TASK OBJECTIVE: Whatever pictures the entries hold, omit them, and output exactly the lines from the one containing "What data populates" through the final line.

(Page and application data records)
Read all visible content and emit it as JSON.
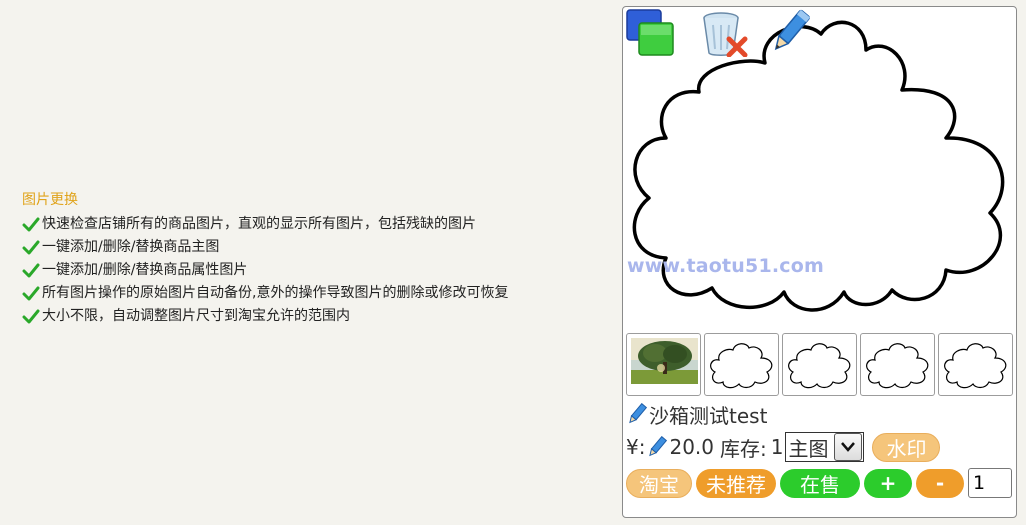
{
  "features": {
    "title": "图片更换",
    "items": [
      "快速检查店铺所有的商品图片，直观的显示所有图片，包括残缺的图片",
      "一键添加/删除/替换商品主图",
      "一键添加/删除/替换商品属性图片",
      "所有图片操作的原始图片自动备份,意外的操作导致图片的删除或修改可恢复",
      "大小不限，自动调整图片尺寸到淘宝允许的范围内"
    ]
  },
  "product": {
    "watermark_text": "www.taotu51.com",
    "thumbnails": [
      "tree-photo",
      "cloud",
      "cloud",
      "cloud",
      "cloud"
    ],
    "name": "沙箱测试test",
    "price_label": "¥:",
    "price": "20.0",
    "stock_label": "库存:",
    "stock": "1",
    "image_type": "主图",
    "watermark_button": "水印",
    "taobao_button": "淘宝",
    "recommend_button": "未推荐",
    "status_button": "在售",
    "plus_button": "+",
    "minus_button": "-",
    "quantity": "1"
  },
  "colors": {
    "title": "#e0a31a",
    "check": "#2aa82a",
    "pill_light": "#f5c57b",
    "pill_orange": "#ef9d2b",
    "pill_green": "#2ccc2c",
    "watermark": "#a9b6ec"
  }
}
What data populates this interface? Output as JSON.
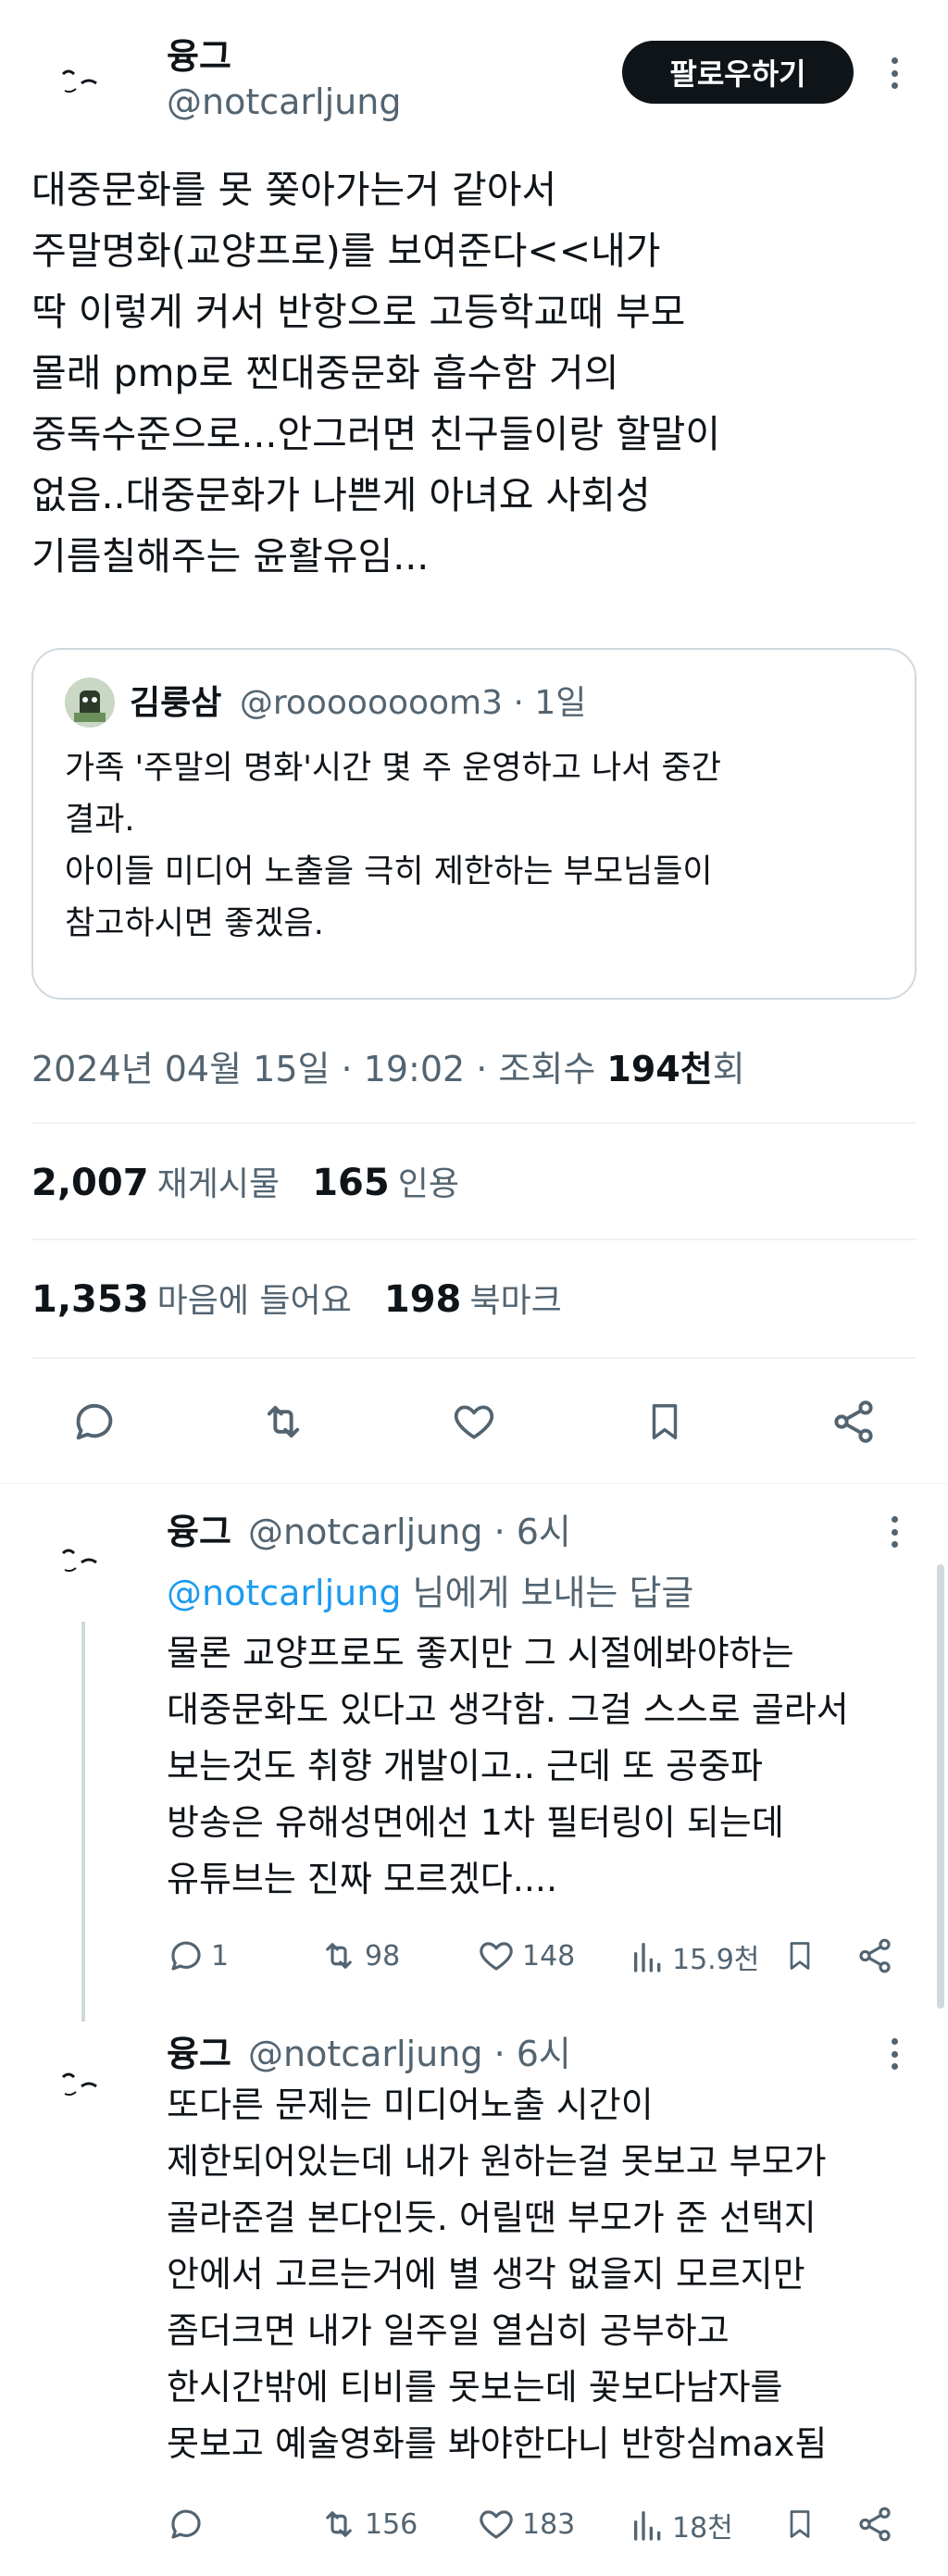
{
  "tweet": {
    "author_name": "융그",
    "author_handle": "@notcarljung",
    "follow_label": "팔로우하기",
    "text": "대중문화를 못 쫒아가는거 같아서\n주말명화(교양프로)를 보여준다<<내가\n딱 이렇게 커서 반항으로 고등학교때 부모\n몰래 pmp로 찐대중문화 흡수함 거의\n중독수준으로...안그러면 친구들이랑 할말이\n없음..대중문화가 나쁜게 아녀요 사회성\n기름칠해주는 윤활유임...",
    "quote": {
      "author_name": "김룽삼",
      "author_handle": "@roooooooom3",
      "time": "· 1일",
      "text": "가족 '주말의 명화'시간 몇 주 운영하고 나서 중간\n결과.\n아이들 미디어 노출을 극히 제한하는 부모님들이\n참고하시면 좋겠음."
    },
    "meta_date": "2024년 04월 15일 · 19:02 · 조회수",
    "meta_views": "194천",
    "meta_views_suffix": "회",
    "stats": {
      "retweets": "2,007",
      "retweets_label": "재게시물",
      "quotes": "165",
      "quotes_label": "인용",
      "likes": "1,353",
      "likes_label": "마음에 들어요",
      "bookmarks": "198",
      "bookmarks_label": "북마크"
    },
    "actions": [
      "reply-icon",
      "retweet-icon",
      "like-icon",
      "bookmark-icon",
      "share-icon"
    ]
  },
  "replies": [
    {
      "author_name": "융그",
      "author_handle": "@notcarljung",
      "time": "· 6시",
      "replying_to_handle": "@notcarljung",
      "replying_to_suffix": " 님에게 보내는 답글",
      "text": "물론 교양프로도 좋지만 그 시절에봐야하는\n대중문화도 있다고 생각함. 그걸 스스로 골라서\n보는것도 취향 개발이고.. 근데 또 공중파\n방송은 유해성면에선 1차 필터링이 되는데\n유튜브는 진짜 모르겠다....",
      "replies": "1",
      "retweets": "98",
      "likes": "148",
      "views": "15.9천"
    },
    {
      "author_name": "융그",
      "author_handle": "@notcarljung",
      "time": "· 6시",
      "text": "또다른 문제는 미디어노출 시간이\n제한되어있는데 내가 원하는걸 못보고 부모가\n골라준걸 본다인듯. 어릴땐 부모가 준 선택지\n안에서 고르는거에 별 생각 없을지 모르지만\n좀더크면 내가 일주일 열심히 공부하고\n한시간밖에 티비를 못보는데 꽃보다남자를\n못보고 예술영화를 봐야한다니 반항심max됨",
      "replies": "",
      "retweets": "156",
      "likes": "183",
      "views": "18천"
    }
  ],
  "colors": {
    "text": "#0f1419",
    "secondary": "#536471",
    "accent": "#1d9bf0",
    "border": "#cfd9de"
  }
}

REPLY TO THE EXERCISE:
What data populates this interface? Output as JSON.
{
  "tweet": {
    "author_name": "융그",
    "author_handle": "@notcarljung",
    "follow_label": "팔로우하기",
    "text": "대중문화를 못 쫒아가는거 같아서\n주말명화(교양프로)를 보여준다<<내가\n딱 이렇게 커서 반항으로 고등학교때 부모\n몰래 pmp로 찐대중문화 흡수함 거의\n중독수준으로...안그러면 친구들이랑 할말이\n없음..대중문화가 나쁜게 아녀요 사회성\n기름칠해주는 윤활유임...",
    "quote": {
      "author_name": "김룽삼",
      "author_handle": "@roooooooom3",
      "time": "· 1일",
      "text": "가족 '주말의 명화'시간 몇 주 운영하고 나서 중간\n결과.\n아이들 미디어 노출을 극히 제한하는 부모님들이\n참고하시면 좋겠음."
    },
    "meta_date": "2024년 04월 15일 · 19:02 · 조회수",
    "meta_views": "194천",
    "meta_views_suffix": "회",
    "stats": {
      "retweets": "2,007",
      "retweets_label": "재게시물",
      "quotes": "165",
      "quotes_label": "인용",
      "likes": "1,353",
      "likes_label": "마음에 들어요",
      "bookmarks": "198",
      "bookmarks_label": "북마크"
    },
    "actions": [
      "reply-icon",
      "retweet-icon",
      "like-icon",
      "bookmark-icon",
      "share-icon"
    ]
  },
  "replies": [
    {
      "author_name": "융그",
      "author_handle": "@notcarljung",
      "time": "· 6시",
      "replying_to_handle": "@notcarljung",
      "replying_to_suffix": " 님에게 보내는 답글",
      "text": "물론 교양프로도 좋지만 그 시절에봐야하는\n대중문화도 있다고 생각함. 그걸 스스로 골라서\n보는것도 취향 개발이고.. 근데 또 공중파\n방송은 유해성면에선 1차 필터링이 되는데\n유튜브는 진짜 모르겠다....",
      "replies": "1",
      "retweets": "98",
      "likes": "148",
      "views": "15.9천"
    },
    {
      "author_name": "융그",
      "author_handle": "@notcarljung",
      "time": "· 6시",
      "text": "또다른 문제는 미디어노출 시간이\n제한되어있는데 내가 원하는걸 못보고 부모가\n골라준걸 본다인듯. 어릴땐 부모가 준 선택지\n안에서 고르는거에 별 생각 없을지 모르지만\n좀더크면 내가 일주일 열심히 공부하고\n한시간밖에 티비를 못보는데 꽃보다남자를\n못보고 예술영화를 봐야한다니 반항심max됨",
      "replies": "",
      "retweets": "156",
      "likes": "183",
      "views": "18천"
    }
  ],
  "colors": {
    "text": "#0f1419",
    "secondary": "#536471",
    "accent": "#1d9bf0",
    "border": "#cfd9de"
  }
}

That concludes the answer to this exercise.